When I think of Christmas, one image that comes to mind is food. The big event is Christmas dinner when we sit down with family and friends to reminisce, catch up with one another, and eat! Preparations start with getting out our tried-and-true family recipes and end with setting the table. I like to create a setting that is welcoming and not too formal. My stocking flatware holders add a touch of fun and whimsy to the formal table setting. I couldn’t resist the reindeer fabric, adding some linen and a vintage button. With this project, it’s all about the fabric and embellishments. You can create something simple with a solid color fabric or something fancy with velvet. Think about your table setting for this year, what look and feel you want to create, and make it yours!
Materials to Create a Stocking Flatware Holder
- BERNINA 480
- Braiding Foot #21
- Patchwork Foot #37
- Ruffler Foot #86
- Download and print Stocking Template
- Holiday fabric for outside of stocking
- Lining fabric
- Linen fabric for trim
- Aurifil 50 weight thread
- Invisible thread
- Rotary cutter & ruler
- Pinking shears
- Marking tool
- Point turner
Cutting and Tracing
Cut out the stocking template. I made a clear, plastic template with an applique sheet. It is not necessary for this project, but makes positioning the stocking much easier. I marked my template to ensure all my stockings faced same direction.
Trace and cut 2 main fabric pieces and 2 lining pieces for each stocking. (Note: Placing fabrics with wrong sides together before tracing will ensure that you have a front and a back.)
Cut linen fabric 2” x 11” and use pinking shears to pink the raw edges.
Decide which main piece will be the front of your stocking. Mark ½” line from the top edge of this piece with a temporary marker. This is the placement line for the top edge of your linen piece. If you would like the ruffle lower, mark the line further down the stocking. Don’t mark further up or your ruffle will end up in the seam allowance when we sew the stocking together.

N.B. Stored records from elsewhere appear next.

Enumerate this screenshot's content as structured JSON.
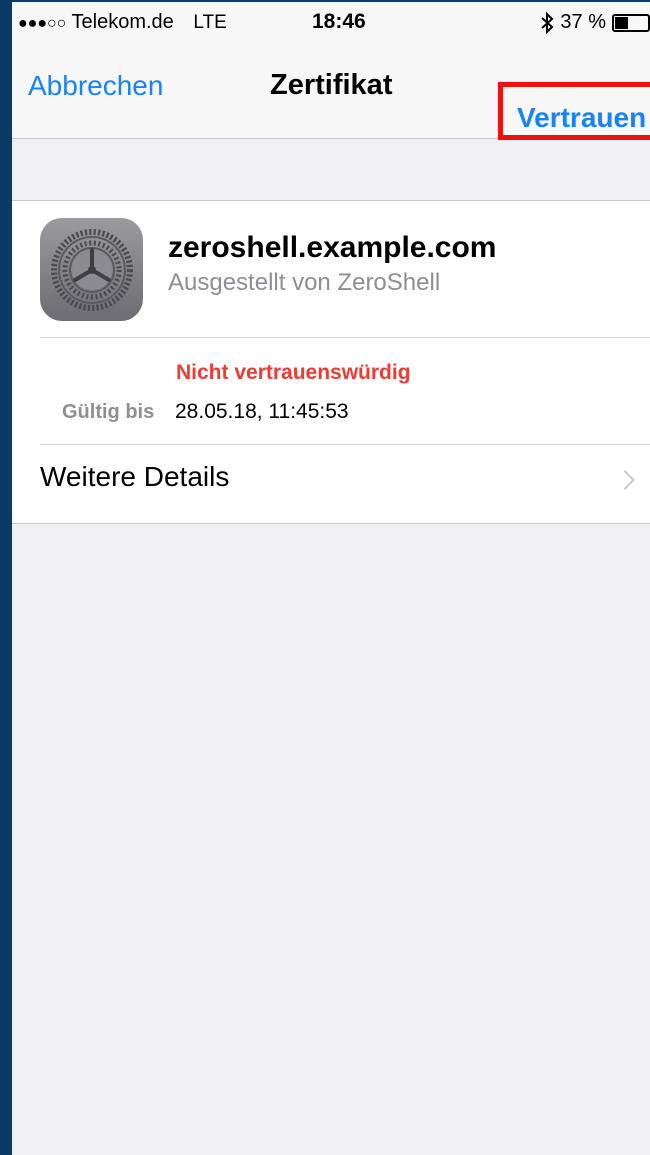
{
  "status_bar": {
    "signal_dots": "●●●○○",
    "carrier": "Telekom.de",
    "network": "LTE",
    "time": "18:46",
    "bluetooth_icon": "bluetooth-icon",
    "battery_percent": "37 %",
    "battery_level": 0.37
  },
  "nav": {
    "cancel_label": "Abbrechen",
    "title": "Zertifikat",
    "trust_label": "Vertrauen",
    "highlight_color": "#ee1111"
  },
  "certificate": {
    "icon": "settings-gear-icon",
    "name": "zeroshell.example.com",
    "issuer": "Ausgestellt von ZeroShell",
    "status": "Nicht vertrauenswürdig",
    "valid_until_label": "Gültig bis",
    "valid_until_value": "28.05.18, 11:45:53",
    "more_details_label": "Weitere Details"
  },
  "colors": {
    "accent": "#1a82fb",
    "warning": "#ef3b36"
  }
}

Make & Attach Ruffle (at the same time!)
Attach Ruffler Foot #86 and set the stitch selection lever to 1. This sets the pleat density. The screw at front of foot sets the pleat depth. You would turn it clockwise to decrease the pleat depth and counter clockwise to increase the depth. Here is a great blog post about the ruffler foot. Read this first and then practice with scrap fabric to get the ruffle exactly how you like it.
When you are ready, place your linen piece under the needle to start, add stocking piece underneath foot, and ruffle! The linen piece will ruffle at the same time it is being sewn onto the stocking piece. It is easier to leave an inch of extra linen at start and end of sewing and trim later than trying to line up everything.
Attach Braiding Foot #21 to the machine. Thread the machine with invisible thread or matching thread. Select Zigzag Stitch #2.
Pull cording through the hole of the braiding foot with tweezers. Sew cording down center of ruffle. Audition different colors and different thicknesses. This extra step adds a nice finishing touch to the ruffle.
Sew Stocking Together
Attach Patchwork Foot #37. Select Straight Stitch #1. Place one main piece to one lining piece right sides together. Pin and sew ¼” seam allowance along the top raw edges only of both sets. Do same with remaining pieces.
Now, open up the 2 sets and place right sides together (lining to lining and main fabric to main fabric. If you haven’t done so already, go ahead and trim any excess ruffle fabric extending beyond the stocking.
Pin along the raw edges, nesting the previously sewn seams. Place double pins to mark a 3” opening in the lining.
Sew ¼” seam allowance. Slow down your machine around the curves. Remember to leave 3” opening in the lining.
Snip curves and turn right side out using a point turner.
Sew opening in the lining closed.
Place the lining inside stocking. It’s beginning to look a lot like Christmas!
Get out your buttons, jingle bells, floral bits and pieces and embellish! I decided to keep mine simple and added a large, vintage button I found thrifting (my second favorite hobby).
Other ideas: make your own fabric covered buttons; use your machine’s decorative stitches; add a name tag using your machine’s alphabet; add charm with guest’s initial; tuck a special note inside. And if you have kids coming over to dinner, why not let them embellish their own stockings?
Be creative, have fun, and enjoy a peaceful Christmas dinner with family and friends.